= The problem =
Line tally for the word "this": count the lines below that contain it and reply with the number alone.

= Task input =

⁂

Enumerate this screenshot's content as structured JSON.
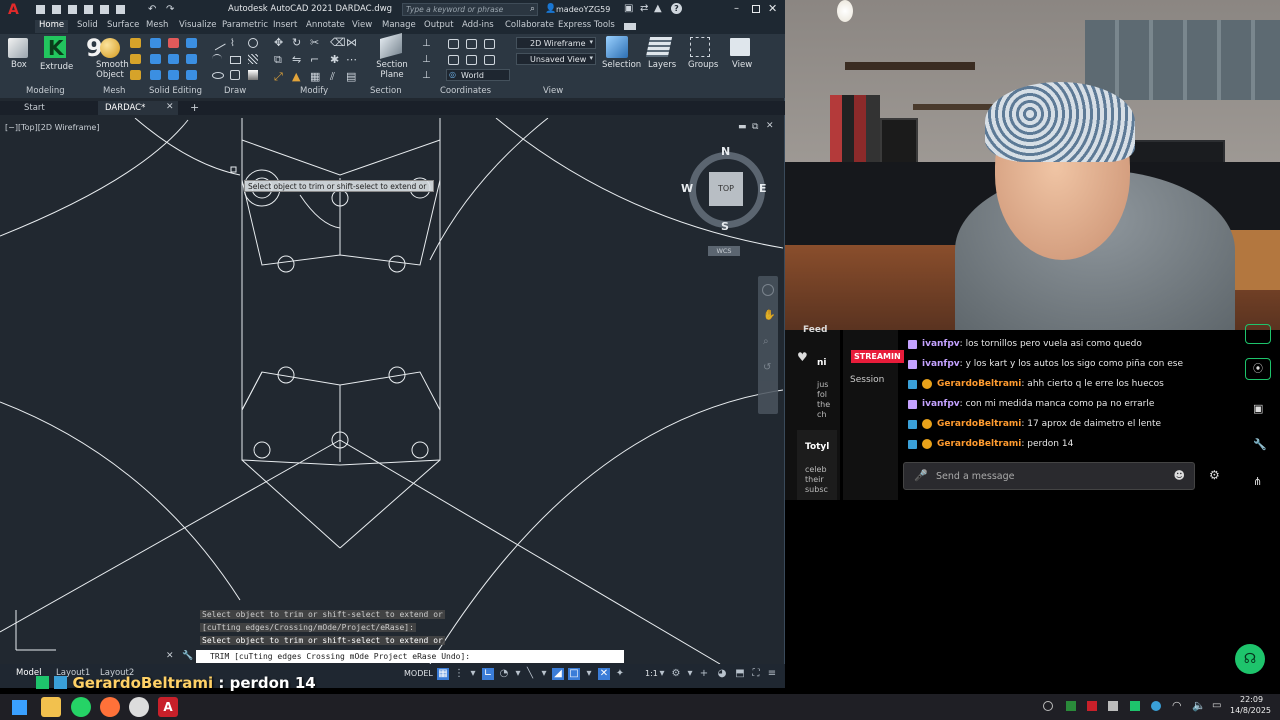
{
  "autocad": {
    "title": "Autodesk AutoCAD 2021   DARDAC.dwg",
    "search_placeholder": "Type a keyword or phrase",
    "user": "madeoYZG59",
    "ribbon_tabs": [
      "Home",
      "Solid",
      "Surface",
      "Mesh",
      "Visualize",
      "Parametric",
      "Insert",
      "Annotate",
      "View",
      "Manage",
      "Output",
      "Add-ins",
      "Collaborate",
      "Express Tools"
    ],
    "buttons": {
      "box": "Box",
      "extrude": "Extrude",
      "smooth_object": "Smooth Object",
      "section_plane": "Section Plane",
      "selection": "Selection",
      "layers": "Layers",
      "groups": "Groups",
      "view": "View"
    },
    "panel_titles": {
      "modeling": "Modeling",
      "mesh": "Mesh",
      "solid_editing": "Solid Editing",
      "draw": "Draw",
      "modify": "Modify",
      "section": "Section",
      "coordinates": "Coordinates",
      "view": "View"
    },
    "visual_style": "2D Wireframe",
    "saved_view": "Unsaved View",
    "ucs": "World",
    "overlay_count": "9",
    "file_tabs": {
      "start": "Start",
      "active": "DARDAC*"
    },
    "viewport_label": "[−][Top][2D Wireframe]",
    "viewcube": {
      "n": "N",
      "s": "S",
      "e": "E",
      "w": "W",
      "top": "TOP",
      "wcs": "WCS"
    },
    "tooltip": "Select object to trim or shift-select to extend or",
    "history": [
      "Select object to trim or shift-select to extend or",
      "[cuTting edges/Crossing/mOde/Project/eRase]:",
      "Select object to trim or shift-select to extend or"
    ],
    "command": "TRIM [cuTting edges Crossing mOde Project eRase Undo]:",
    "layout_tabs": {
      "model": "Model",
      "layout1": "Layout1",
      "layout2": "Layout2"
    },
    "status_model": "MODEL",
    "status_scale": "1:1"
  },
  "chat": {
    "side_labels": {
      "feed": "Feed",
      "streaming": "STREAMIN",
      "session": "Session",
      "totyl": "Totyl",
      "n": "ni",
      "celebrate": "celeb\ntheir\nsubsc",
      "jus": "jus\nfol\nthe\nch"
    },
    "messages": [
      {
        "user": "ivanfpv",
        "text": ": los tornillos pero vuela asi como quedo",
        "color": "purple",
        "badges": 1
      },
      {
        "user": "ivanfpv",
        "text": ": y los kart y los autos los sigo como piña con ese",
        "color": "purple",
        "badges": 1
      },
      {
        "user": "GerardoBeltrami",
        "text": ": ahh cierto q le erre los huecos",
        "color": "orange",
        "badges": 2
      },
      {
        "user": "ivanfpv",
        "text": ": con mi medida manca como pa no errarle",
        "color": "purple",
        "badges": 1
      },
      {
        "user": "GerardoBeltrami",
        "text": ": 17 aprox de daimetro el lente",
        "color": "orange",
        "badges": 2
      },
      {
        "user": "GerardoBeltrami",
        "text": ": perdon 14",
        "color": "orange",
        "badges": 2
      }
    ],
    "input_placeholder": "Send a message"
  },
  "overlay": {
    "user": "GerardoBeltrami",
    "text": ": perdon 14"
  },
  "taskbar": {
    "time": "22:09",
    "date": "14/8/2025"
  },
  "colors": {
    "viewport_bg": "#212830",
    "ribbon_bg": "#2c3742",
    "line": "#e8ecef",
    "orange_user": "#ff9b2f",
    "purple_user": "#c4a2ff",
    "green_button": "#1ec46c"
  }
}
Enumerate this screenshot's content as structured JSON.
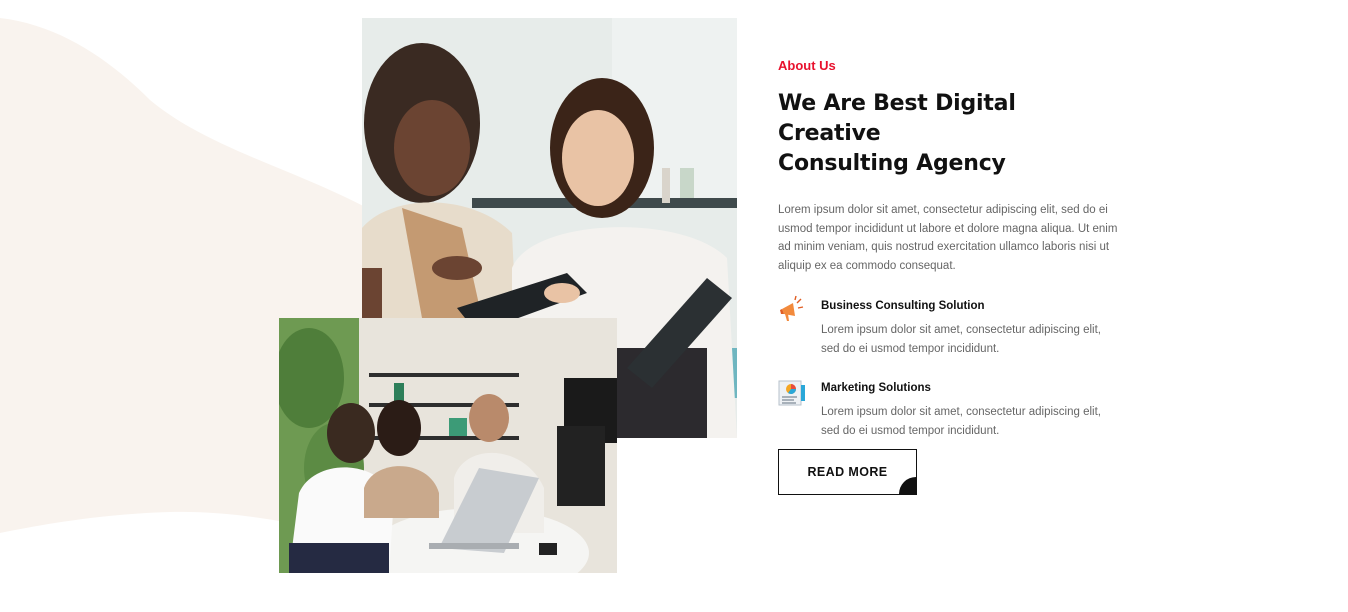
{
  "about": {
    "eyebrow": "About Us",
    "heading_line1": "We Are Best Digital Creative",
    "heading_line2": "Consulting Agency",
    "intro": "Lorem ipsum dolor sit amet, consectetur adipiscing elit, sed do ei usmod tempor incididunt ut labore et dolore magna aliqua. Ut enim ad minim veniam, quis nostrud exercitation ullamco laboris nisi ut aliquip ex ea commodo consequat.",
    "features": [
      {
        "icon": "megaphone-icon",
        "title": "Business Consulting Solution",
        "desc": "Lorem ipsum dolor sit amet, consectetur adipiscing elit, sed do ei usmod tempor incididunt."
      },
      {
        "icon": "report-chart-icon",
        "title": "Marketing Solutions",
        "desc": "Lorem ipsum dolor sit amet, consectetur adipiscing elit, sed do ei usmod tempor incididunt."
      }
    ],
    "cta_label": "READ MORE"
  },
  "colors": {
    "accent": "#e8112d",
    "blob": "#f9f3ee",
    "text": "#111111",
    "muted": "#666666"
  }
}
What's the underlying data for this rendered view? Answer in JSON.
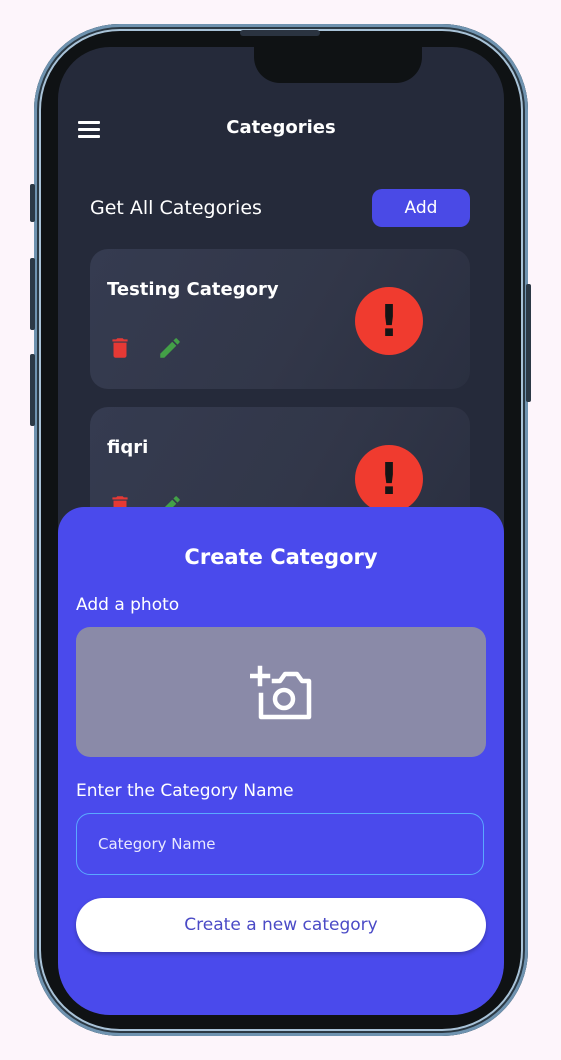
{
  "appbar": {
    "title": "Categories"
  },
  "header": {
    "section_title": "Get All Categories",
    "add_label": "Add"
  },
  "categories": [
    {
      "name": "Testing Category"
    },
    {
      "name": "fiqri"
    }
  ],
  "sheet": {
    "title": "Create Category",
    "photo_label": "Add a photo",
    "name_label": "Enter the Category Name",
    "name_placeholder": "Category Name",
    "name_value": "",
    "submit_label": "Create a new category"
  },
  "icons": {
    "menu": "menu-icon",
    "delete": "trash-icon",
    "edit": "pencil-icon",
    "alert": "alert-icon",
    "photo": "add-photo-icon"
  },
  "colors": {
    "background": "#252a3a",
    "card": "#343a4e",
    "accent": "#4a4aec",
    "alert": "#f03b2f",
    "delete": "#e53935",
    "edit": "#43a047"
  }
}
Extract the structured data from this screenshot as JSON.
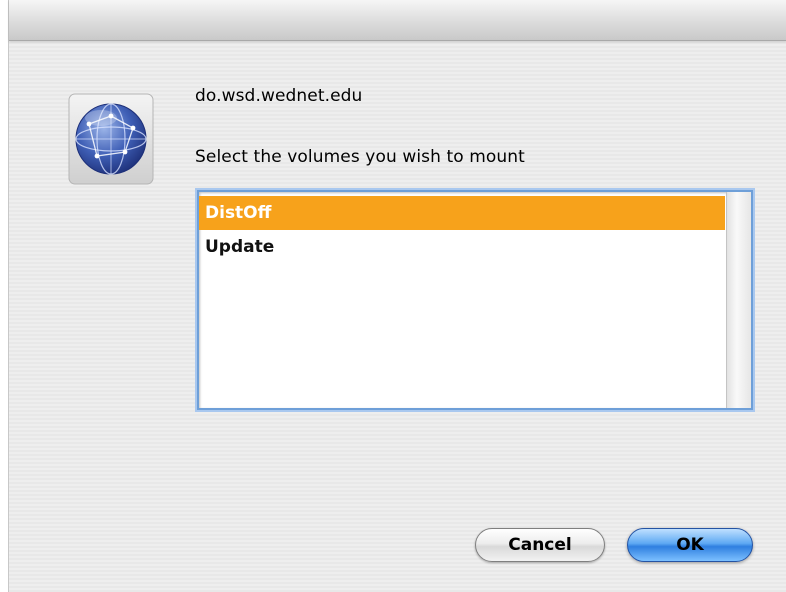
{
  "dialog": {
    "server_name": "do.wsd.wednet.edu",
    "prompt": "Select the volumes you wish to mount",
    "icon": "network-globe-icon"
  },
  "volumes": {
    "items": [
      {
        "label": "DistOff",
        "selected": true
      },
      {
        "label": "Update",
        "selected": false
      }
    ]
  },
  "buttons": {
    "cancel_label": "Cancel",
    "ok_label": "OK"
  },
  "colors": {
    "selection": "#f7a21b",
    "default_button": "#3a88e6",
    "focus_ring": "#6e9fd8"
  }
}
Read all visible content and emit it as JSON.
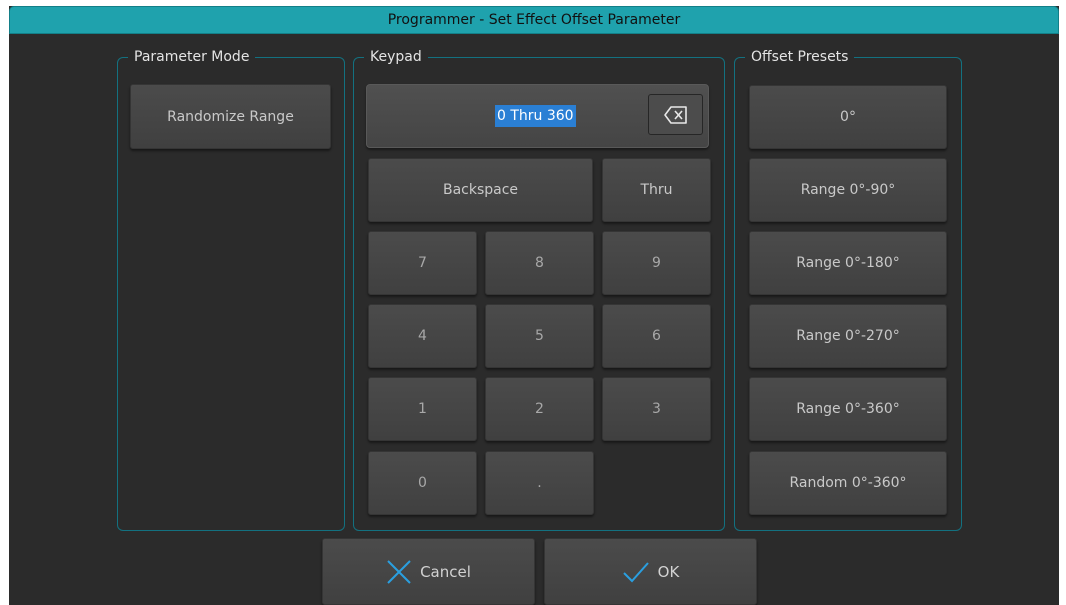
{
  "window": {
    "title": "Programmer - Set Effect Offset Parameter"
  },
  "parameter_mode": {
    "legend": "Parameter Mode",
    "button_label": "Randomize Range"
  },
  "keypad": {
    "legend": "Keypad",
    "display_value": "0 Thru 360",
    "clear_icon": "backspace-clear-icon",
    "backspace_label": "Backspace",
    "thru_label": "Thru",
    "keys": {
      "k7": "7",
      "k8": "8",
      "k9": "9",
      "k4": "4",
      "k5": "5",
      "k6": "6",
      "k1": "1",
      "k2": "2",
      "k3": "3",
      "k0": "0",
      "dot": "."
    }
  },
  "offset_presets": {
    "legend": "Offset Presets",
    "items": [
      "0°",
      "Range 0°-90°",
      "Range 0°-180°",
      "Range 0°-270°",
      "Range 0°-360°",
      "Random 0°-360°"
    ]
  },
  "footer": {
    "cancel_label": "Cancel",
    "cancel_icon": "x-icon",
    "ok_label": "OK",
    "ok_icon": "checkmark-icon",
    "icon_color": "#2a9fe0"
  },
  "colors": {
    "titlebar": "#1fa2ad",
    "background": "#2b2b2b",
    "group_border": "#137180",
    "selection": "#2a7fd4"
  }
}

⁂

= Your solution =
4